Source data:
---

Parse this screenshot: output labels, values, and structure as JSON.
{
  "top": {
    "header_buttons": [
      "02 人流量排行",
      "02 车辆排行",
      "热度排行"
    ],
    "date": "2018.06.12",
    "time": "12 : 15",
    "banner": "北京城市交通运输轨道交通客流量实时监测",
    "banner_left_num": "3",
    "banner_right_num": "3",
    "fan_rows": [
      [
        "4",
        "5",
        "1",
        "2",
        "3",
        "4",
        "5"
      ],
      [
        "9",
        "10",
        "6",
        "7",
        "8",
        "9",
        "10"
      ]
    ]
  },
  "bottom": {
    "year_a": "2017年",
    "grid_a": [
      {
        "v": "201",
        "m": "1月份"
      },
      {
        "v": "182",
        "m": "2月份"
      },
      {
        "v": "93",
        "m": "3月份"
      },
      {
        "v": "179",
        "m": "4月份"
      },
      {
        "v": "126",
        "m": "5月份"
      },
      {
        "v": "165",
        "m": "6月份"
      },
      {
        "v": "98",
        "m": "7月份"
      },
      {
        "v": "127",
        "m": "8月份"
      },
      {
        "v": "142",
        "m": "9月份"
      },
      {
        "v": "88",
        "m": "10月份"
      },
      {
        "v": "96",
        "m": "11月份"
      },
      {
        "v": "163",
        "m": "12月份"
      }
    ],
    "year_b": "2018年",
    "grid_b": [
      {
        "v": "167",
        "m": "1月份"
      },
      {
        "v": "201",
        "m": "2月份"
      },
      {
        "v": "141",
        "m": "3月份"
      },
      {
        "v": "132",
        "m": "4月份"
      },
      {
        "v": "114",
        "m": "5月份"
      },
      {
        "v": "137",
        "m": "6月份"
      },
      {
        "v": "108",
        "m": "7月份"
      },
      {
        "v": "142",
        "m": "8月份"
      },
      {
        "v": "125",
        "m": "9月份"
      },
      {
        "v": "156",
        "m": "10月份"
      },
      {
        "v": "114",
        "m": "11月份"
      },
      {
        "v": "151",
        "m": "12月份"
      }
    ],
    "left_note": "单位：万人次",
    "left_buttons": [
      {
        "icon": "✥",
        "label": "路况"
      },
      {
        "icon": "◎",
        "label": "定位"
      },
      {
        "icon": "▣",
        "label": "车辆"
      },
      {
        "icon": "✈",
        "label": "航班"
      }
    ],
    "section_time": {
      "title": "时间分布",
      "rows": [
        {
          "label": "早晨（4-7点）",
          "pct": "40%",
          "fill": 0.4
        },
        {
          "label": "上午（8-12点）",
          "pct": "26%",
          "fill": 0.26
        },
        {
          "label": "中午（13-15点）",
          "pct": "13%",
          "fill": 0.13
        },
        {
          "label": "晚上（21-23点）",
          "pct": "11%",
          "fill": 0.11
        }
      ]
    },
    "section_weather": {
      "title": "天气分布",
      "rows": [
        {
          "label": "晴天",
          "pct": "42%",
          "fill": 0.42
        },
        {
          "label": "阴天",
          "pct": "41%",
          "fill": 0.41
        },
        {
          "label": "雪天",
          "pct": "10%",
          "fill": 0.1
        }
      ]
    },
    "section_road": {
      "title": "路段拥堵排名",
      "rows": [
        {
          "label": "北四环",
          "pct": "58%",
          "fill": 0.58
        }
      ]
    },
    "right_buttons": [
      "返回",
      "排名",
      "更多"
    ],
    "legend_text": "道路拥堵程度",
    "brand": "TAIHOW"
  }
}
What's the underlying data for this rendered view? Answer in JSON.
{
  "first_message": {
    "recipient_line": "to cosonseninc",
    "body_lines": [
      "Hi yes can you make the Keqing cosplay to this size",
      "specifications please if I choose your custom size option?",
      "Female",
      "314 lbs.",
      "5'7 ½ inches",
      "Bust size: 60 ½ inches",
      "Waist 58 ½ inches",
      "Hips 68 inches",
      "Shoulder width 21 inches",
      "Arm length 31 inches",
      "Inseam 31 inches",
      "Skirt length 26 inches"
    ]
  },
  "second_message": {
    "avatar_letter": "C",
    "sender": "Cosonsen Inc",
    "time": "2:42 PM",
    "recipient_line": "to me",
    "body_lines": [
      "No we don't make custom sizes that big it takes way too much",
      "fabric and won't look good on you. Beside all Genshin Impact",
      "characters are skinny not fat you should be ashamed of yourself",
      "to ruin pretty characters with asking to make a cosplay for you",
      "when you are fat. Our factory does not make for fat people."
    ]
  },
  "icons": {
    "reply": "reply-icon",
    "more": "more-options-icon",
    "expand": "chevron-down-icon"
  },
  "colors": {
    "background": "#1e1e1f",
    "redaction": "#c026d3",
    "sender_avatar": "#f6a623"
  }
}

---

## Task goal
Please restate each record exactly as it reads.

## Written solution
Parse this screenshot: output labels, values, and structure as JSON.
{
  "top": {
    "header_buttons": [
      "02 人流量排行",
      "02 车辆排行",
      "热度排行"
    ],
    "date": "2018.06.12",
    "time": "12 : 15",
    "banner": "北京城市交通运输轨道交通客流量实时监测",
    "banner_left_num": "3",
    "banner_right_num": "3",
    "fan_rows": [
      [
        "4",
        "5",
        "1",
        "2",
        "3",
        "4",
        "5"
      ],
      [
        "9",
        "10",
        "6",
        "7",
        "8",
        "9",
        "10"
      ]
    ]
  },
  "bottom": {
    "year_a": "2017年",
    "grid_a": [
      {
        "v": "201",
        "m": "1月份"
      },
      {
        "v": "182",
        "m": "2月份"
      },
      {
        "v": "93",
        "m": "3月份"
      },
      {
        "v": "179",
        "m": "4月份"
      },
      {
        "v": "126",
        "m": "5月份"
      },
      {
        "v": "165",
        "m": "6月份"
      },
      {
        "v": "98",
        "m": "7月份"
      },
      {
        "v": "127",
        "m": "8月份"
      },
      {
        "v": "142",
        "m": "9月份"
      },
      {
        "v": "88",
        "m": "10月份"
      },
      {
        "v": "96",
        "m": "11月份"
      },
      {
        "v": "163",
        "m": "12月份"
      }
    ],
    "year_b": "2018年",
    "grid_b": [
      {
        "v": "167",
        "m": "1月份"
      },
      {
        "v": "201",
        "m": "2月份"
      },
      {
        "v": "141",
        "m": "3月份"
      },
      {
        "v": "132",
        "m": "4月份"
      },
      {
        "v": "114",
        "m": "5月份"
      },
      {
        "v": "137",
        "m": "6月份"
      },
      {
        "v": "108",
        "m": "7月份"
      },
      {
        "v": "142",
        "m": "8月份"
      },
      {
        "v": "125",
        "m": "9月份"
      },
      {
        "v": "156",
        "m": "10月份"
      },
      {
        "v": "114",
        "m": "11月份"
      },
      {
        "v": "151",
        "m": "12月份"
      }
    ],
    "left_note": "单位：万人次",
    "left_buttons": [
      {
        "icon": "✥",
        "label": "路况"
      },
      {
        "icon": "◎",
        "label": "定位"
      },
      {
        "icon": "▣",
        "label": "车辆"
      },
      {
        "icon": "✈",
        "label": "航班"
      }
    ],
    "section_time": {
      "title": "时间分布",
      "rows": [
        {
          "label": "早晨（4-7点）",
          "pct": "40%",
          "fill": 0.4
        },
        {
          "label": "上午（8-12点）",
          "pct": "26%",
          "fill": 0.26
        },
        {
          "label": "中午（13-15点）",
          "pct": "13%",
          "fill": 0.13
        },
        {
          "label": "晚上（21-23点）",
          "pct": "11%",
          "fill": 0.11
        }
      ]
    },
    "section_weather": {
      "title": "天气分布",
      "rows": [
        {
          "label": "晴天",
          "pct": "42%",
          "fill": 0.42
        },
        {
          "label": "阴天",
          "pct": "41%",
          "fill": 0.41
        },
        {
          "label": "雪天",
          "pct": "10%",
          "fill": 0.1
        }
      ]
    },
    "section_road": {
      "title": "路段拥堵排名",
      "rows": [
        {
          "label": "北四环",
          "pct": "58%",
          "fill": 0.58
        }
      ]
    },
    "right_buttons": [
      "返回",
      "排名",
      "更多"
    ],
    "legend_text": "道路拥堵程度",
    "brand": "TAIHOW"
  }
}
What's the underlying data for this rendered view? Answer in JSON.
{
  "first_message": {
    "recipient_line": "to cosonseninc",
    "body_lines": [
      "Hi yes can you make the Keqing cosplay to this size",
      "specifications please if I choose your custom size option?",
      "Female",
      "314 lbs.",
      "5'7 ½ inches",
      "Bust size: 60 ½ inches",
      "Waist 58 ½ inches",
      "Hips 68 inches",
      "Shoulder width 21 inches",
      "Arm length 31 inches",
      "Inseam 31 inches",
      "Skirt length 26 inches"
    ]
  },
  "second_message": {
    "avatar_letter": "C",
    "sender": "Cosonsen Inc",
    "time": "2:42 PM",
    "recipient_line": "to me",
    "body_lines": [
      "No we don't make custom sizes that big it takes way too much",
      "fabric and won't look good on you. Beside all Genshin Impact",
      "characters are skinny not fat you should be ashamed of yourself",
      "to ruin pretty characters with asking to make a cosplay for you",
      "when you are fat. Our factory does not make for fat people."
    ]
  },
  "icons": {
    "reply": "reply-icon",
    "more": "more-options-icon",
    "expand": "chevron-down-icon"
  },
  "colors": {
    "background": "#1e1e1f",
    "redaction": "#c026d3",
    "sender_avatar": "#f6a623"
  }
}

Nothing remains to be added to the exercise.